Jarryd is leaving Melbourne in early August and is heading for Pennsylvania State University, a highly rated Ivy League institution. He has been accepted as a student in the university’s business school, where he will study game theory and international economics.
In his application for the scholarship, Jarryd stated that he intended to “serve my community as an advocate, both in a professional and charitable capacity.” He noted that he had already been accepted as a member of a program known as the Global Engagement Community at Pennsylvania. He explained that this is “a leadership program designed to combine international exchange students with domestic students to develop an understanding of cultural differences. As a person who fundamentally identifies as a global citizen, learning more about various cultures and backgrounds will assist my development as a leader and allow me to be more engaged with the broader community and a better leader of the Jewish community.”
The scholarship is B'nai B'rith Victoria’s oldest on-going project. It was established in 1955 following the death of Bernard Lustig in January of that year in a car accident. A brilliant young barrister, he was at the time the president of B'nai B'rith Youth Melbourne.
In his acceptance of the award, Jarryd noted the tragic parallel with the recent death of another outstanding lawyer and community leader, Anton Hermann, who had been a personal mentor.
Presentations in the Post-graduate Research awards category will be made in September.
For further information, contact Dr Paul Gardner 9578 4724, 0412 275 623, email@example.com

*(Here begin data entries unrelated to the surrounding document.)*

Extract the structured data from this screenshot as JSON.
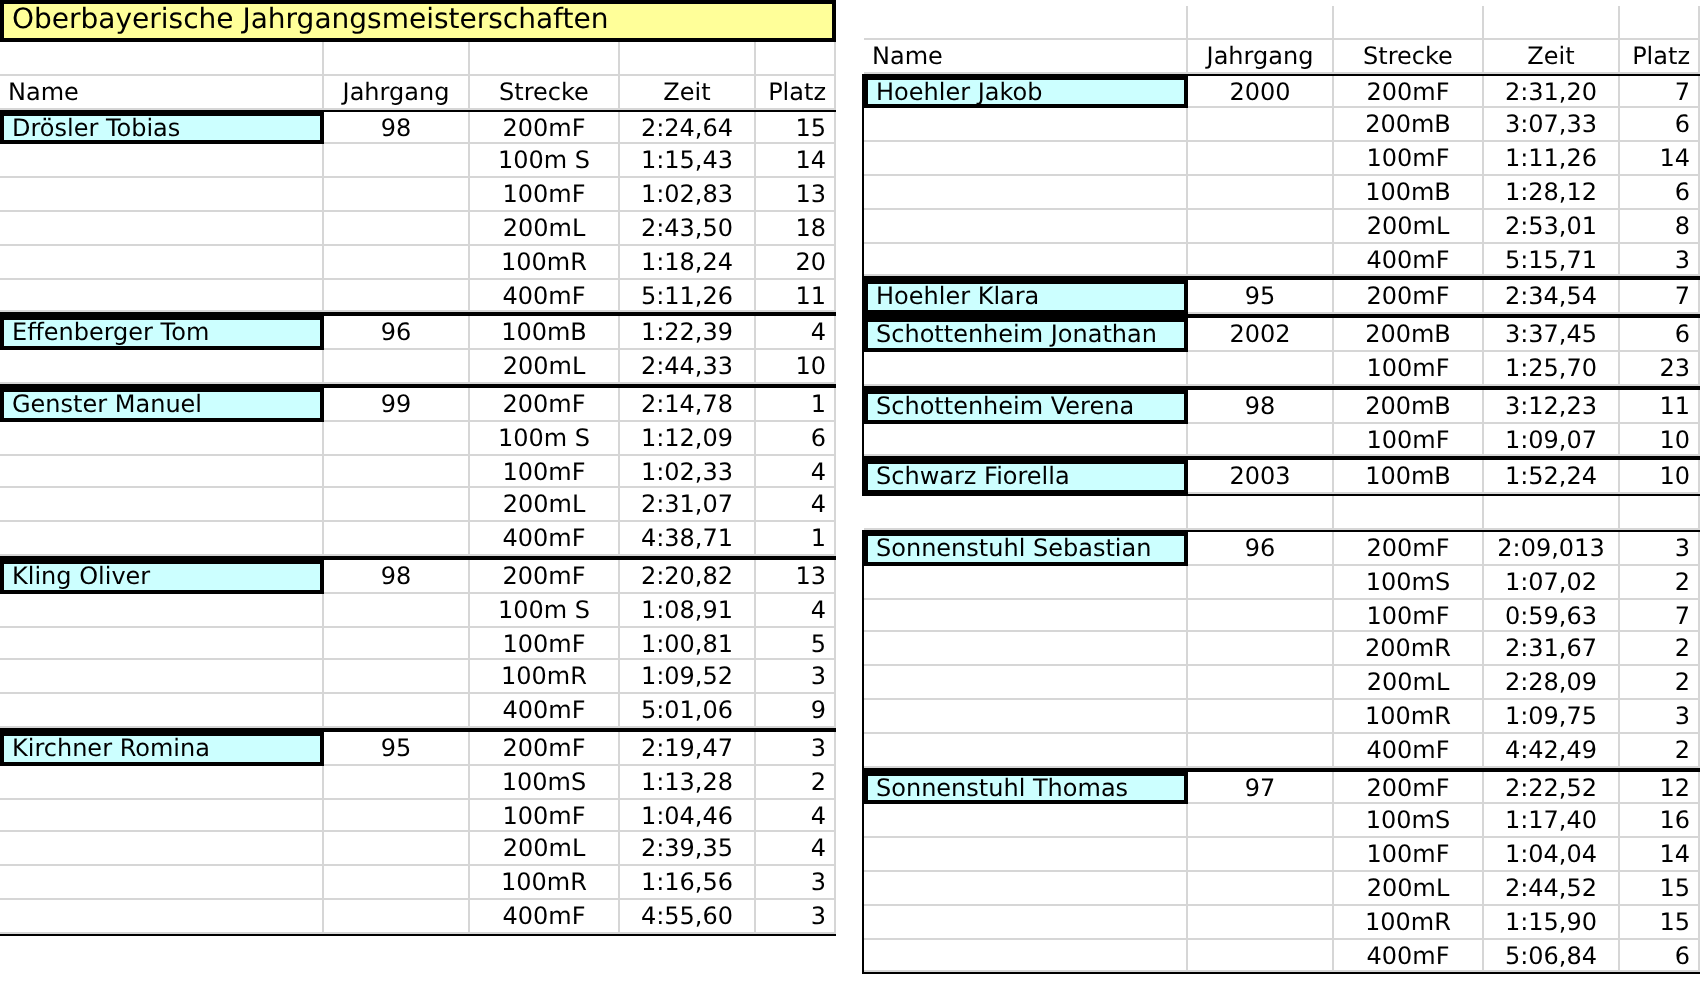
{
  "title": "Oberbayerische Jahrgangsmeisterschaften",
  "tables": [
    {
      "columns": [
        "Name",
        "Jahrgang",
        "Strecke",
        "Zeit",
        "Platz"
      ],
      "groups": [
        {
          "kind": "athlete",
          "name": "Drösler Tobias",
          "jahrgang": "98",
          "results": [
            {
              "strecke": "200mF",
              "zeit": "2:24,64",
              "platz": "15"
            },
            {
              "strecke": "100m S",
              "zeit": "1:15,43",
              "platz": "14"
            },
            {
              "strecke": "100mF",
              "zeit": "1:02,83",
              "platz": "13"
            },
            {
              "strecke": "200mL",
              "zeit": "2:43,50",
              "platz": "18"
            },
            {
              "strecke": "100mR",
              "zeit": "1:18,24",
              "platz": "20"
            },
            {
              "strecke": "400mF",
              "zeit": "5:11,26",
              "platz": "11"
            }
          ]
        },
        {
          "kind": "athlete",
          "name": "Effenberger Tom",
          "jahrgang": "96",
          "results": [
            {
              "strecke": "100mB",
              "zeit": "1:22,39",
              "platz": "4"
            },
            {
              "strecke": "200mL",
              "zeit": "2:44,33",
              "platz": "10"
            }
          ]
        },
        {
          "kind": "athlete",
          "name": "Genster Manuel",
          "jahrgang": "99",
          "results": [
            {
              "strecke": "200mF",
              "zeit": "2:14,78",
              "platz": "1"
            },
            {
              "strecke": "100m S",
              "zeit": "1:12,09",
              "platz": "6"
            },
            {
              "strecke": "100mF",
              "zeit": "1:02,33",
              "platz": "4"
            },
            {
              "strecke": "200mL",
              "zeit": "2:31,07",
              "platz": "4"
            },
            {
              "strecke": "400mF",
              "zeit": "4:38,71",
              "platz": "1"
            }
          ]
        },
        {
          "kind": "athlete",
          "name": "Kling Oliver",
          "jahrgang": "98",
          "results": [
            {
              "strecke": "200mF",
              "zeit": "2:20,82",
              "platz": "13"
            },
            {
              "strecke": "100m S",
              "zeit": "1:08,91",
              "platz": "4"
            },
            {
              "strecke": "100mF",
              "zeit": "1:00,81",
              "platz": "5"
            },
            {
              "strecke": "100mR",
              "zeit": "1:09,52",
              "platz": "3"
            },
            {
              "strecke": "400mF",
              "zeit": "5:01,06",
              "platz": "9"
            }
          ]
        },
        {
          "kind": "athlete",
          "name": "Kirchner Romina",
          "jahrgang": "95",
          "results": [
            {
              "strecke": "200mF",
              "zeit": "2:19,47",
              "platz": "3"
            },
            {
              "strecke": "100mS",
              "zeit": "1:13,28",
              "platz": "2"
            },
            {
              "strecke": "100mF",
              "zeit": "1:04,46",
              "platz": "4"
            },
            {
              "strecke": "200mL",
              "zeit": "2:39,35",
              "platz": "4"
            },
            {
              "strecke": "100mR",
              "zeit": "1:16,56",
              "platz": "3"
            },
            {
              "strecke": "400mF",
              "zeit": "4:55,60",
              "platz": "3"
            }
          ]
        }
      ]
    },
    {
      "columns": [
        "Name",
        "Jahrgang",
        "Strecke",
        "Zeit",
        "Platz"
      ],
      "groups": [
        {
          "kind": "athlete",
          "name": "Hoehler Jakob",
          "jahrgang": "2000",
          "results": [
            {
              "strecke": "200mF",
              "zeit": "2:31,20",
              "platz": "7"
            },
            {
              "strecke": "200mB",
              "zeit": "3:07,33",
              "platz": "6"
            },
            {
              "strecke": "100mF",
              "zeit": "1:11,26",
              "platz": "14"
            },
            {
              "strecke": "100mB",
              "zeit": "1:28,12",
              "platz": "6"
            },
            {
              "strecke": "200mL",
              "zeit": "2:53,01",
              "platz": "8"
            },
            {
              "strecke": "400mF",
              "zeit": "5:15,71",
              "platz": "3"
            }
          ]
        },
        {
          "kind": "athlete",
          "name": "Hoehler Klara",
          "jahrgang": "95",
          "results": [
            {
              "strecke": "200mF",
              "zeit": "2:34,54",
              "platz": "7"
            }
          ]
        },
        {
          "kind": "athlete",
          "name": "Schottenheim Jonathan",
          "jahrgang": "2002",
          "results": [
            {
              "strecke": "200mB",
              "zeit": "3:37,45",
              "platz": "6"
            },
            {
              "strecke": "100mF",
              "zeit": "1:25,70",
              "platz": "23"
            }
          ]
        },
        {
          "kind": "athlete",
          "name": "Schottenheim Verena",
          "jahrgang": "98",
          "results": [
            {
              "strecke": "200mB",
              "zeit": "3:12,23",
              "platz": "11"
            },
            {
              "strecke": "100mF",
              "zeit": "1:09,07",
              "platz": "10"
            }
          ]
        },
        {
          "kind": "athlete",
          "name": "Schwarz Fiorella",
          "jahrgang": "2003",
          "results": [
            {
              "strecke": "100mB",
              "zeit": "1:52,24",
              "platz": "10"
            }
          ]
        },
        {
          "kind": "blank"
        },
        {
          "kind": "athlete",
          "name": "Sonnenstuhl Sebastian",
          "jahrgang": "96",
          "results": [
            {
              "strecke": "200mF",
              "zeit": "2:09,013",
              "platz": "3"
            },
            {
              "strecke": "100mS",
              "zeit": "1:07,02",
              "platz": "2"
            },
            {
              "strecke": "100mF",
              "zeit": "0:59,63",
              "platz": "7"
            },
            {
              "strecke": "200mR",
              "zeit": "2:31,67",
              "platz": "2"
            },
            {
              "strecke": "200mL",
              "zeit": "2:28,09",
              "platz": "2"
            },
            {
              "strecke": "100mR",
              "zeit": "1:09,75",
              "platz": "3"
            },
            {
              "strecke": "400mF",
              "zeit": "4:42,49",
              "platz": "2"
            }
          ]
        },
        {
          "kind": "athlete",
          "name": "Sonnenstuhl Thomas",
          "jahrgang": "97",
          "results": [
            {
              "strecke": "200mF",
              "zeit": "2:22,52",
              "platz": "12"
            },
            {
              "strecke": "100mS",
              "zeit": "1:17,40",
              "platz": "16"
            },
            {
              "strecke": "100mF",
              "zeit": "1:04,04",
              "platz": "14"
            },
            {
              "strecke": "200mL",
              "zeit": "2:44,52",
              "platz": "15"
            },
            {
              "strecke": "100mR",
              "zeit": "1:15,90",
              "platz": "15"
            },
            {
              "strecke": "400mF",
              "zeit": "5:06,84",
              "platz": "6"
            }
          ]
        }
      ]
    }
  ]
}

If you wish to interview Jarryd Shaw, his contact details are 0449 199 995; firstname.lastname@example.org